Week two was lemon bundt cake and the first one just did not work even though I followed the directions to the letter.

Cake number one found its way to the trash bin and we started again.

This time we played around with cooking and resting time and was the first time I started to feel the way the cake should go instead of just following directions. The second cake strayed from the recipe a bit as I also added a glaze to help with keeping it moist but that improv came out of fucking up the first one. 

Last week was good, not great. Which is also part of the process.

Here was the issue, strawberry shortcake sounds like a perfect summer treat but requires some pretty specific conditions to turn out flawless. Mind you, I am not in this for flawless I am in this to learn so for me the past two weeks have been great and in the end - people had their cake and ate it too. 

Four weeks in and now other people are starting to send me cakes to try which is so much fun for me.

Now it seems like community challenge.

That is the final reason I have really dug this cake experiment is the way in which food can create communities. The way humans can leave things behind when the experience transcends disagreements and differences and instead creates a place where people can have a shared experience and that experience can scale because of advances in technology.
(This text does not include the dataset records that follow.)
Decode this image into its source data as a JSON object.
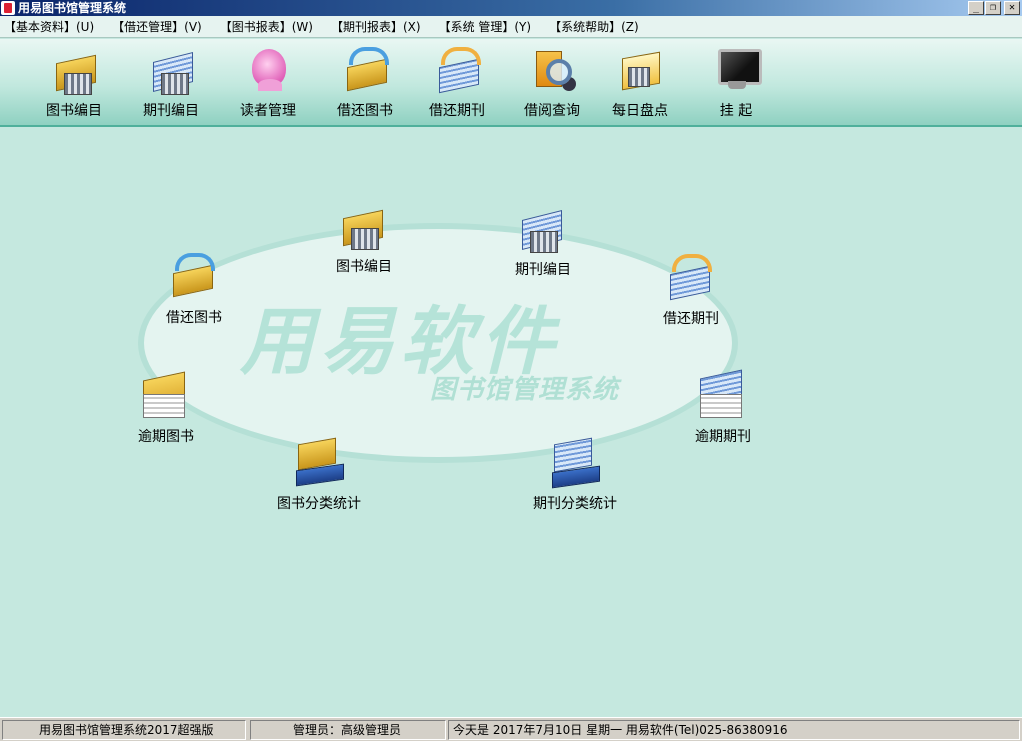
{
  "window": {
    "title": "用易图书馆管理系统",
    "buttons": [
      "_",
      "❐",
      "✕"
    ]
  },
  "menu": [
    "【基本资料】(U)",
    "【借还管理】(V)",
    "【图书报表】(W)",
    "【期刊报表】(X)",
    "【系统 管理】(Y)",
    "【系统帮助】(Z)"
  ],
  "toolbar": [
    {
      "label": "图书编目",
      "icon": "book-catalog-icon"
    },
    {
      "label": "期刊编目",
      "icon": "periodical-catalog-icon"
    },
    {
      "label": "读者管理",
      "icon": "reader-icon"
    },
    {
      "label": "借还图书",
      "icon": "book-return-icon"
    },
    {
      "label": "借还期刊",
      "icon": "periodical-return-icon"
    },
    {
      "label": "借阅查询",
      "icon": "search-icon"
    },
    {
      "label": "每日盘点",
      "icon": "inventory-icon"
    },
    {
      "label": "挂 起",
      "icon": "monitor-icon"
    }
  ],
  "watermark": {
    "brand": "用易软件",
    "subtitle": "图书馆管理系统"
  },
  "nodes": [
    {
      "label": "图书编目",
      "icon": "book-catalog-icon"
    },
    {
      "label": "期刊编目",
      "icon": "periodical-catalog-icon"
    },
    {
      "label": "借还图书",
      "icon": "book-return-icon"
    },
    {
      "label": "借还期刊",
      "icon": "periodical-return-icon"
    },
    {
      "label": "逾期图书",
      "icon": "overdue-book-icon"
    },
    {
      "label": "逾期期刊",
      "icon": "overdue-periodical-icon"
    },
    {
      "label": "图书分类统计",
      "icon": "book-stats-icon"
    },
    {
      "label": "期刊分类统计",
      "icon": "periodical-stats-icon"
    }
  ],
  "status": {
    "product": "用易图书馆管理系统2017超强版",
    "user": "管理员：高级管理员",
    "info": "今天是 2017年7月10日  星期一  用易软件(Tel)025-86380916"
  }
}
So, while this may have started as a carrot cake, it has turned into a weekly reason to show up and ship a new cake. 

This week we tackle this thing. 

I can't wait to see how it turns out. 


Eric HultgrenComment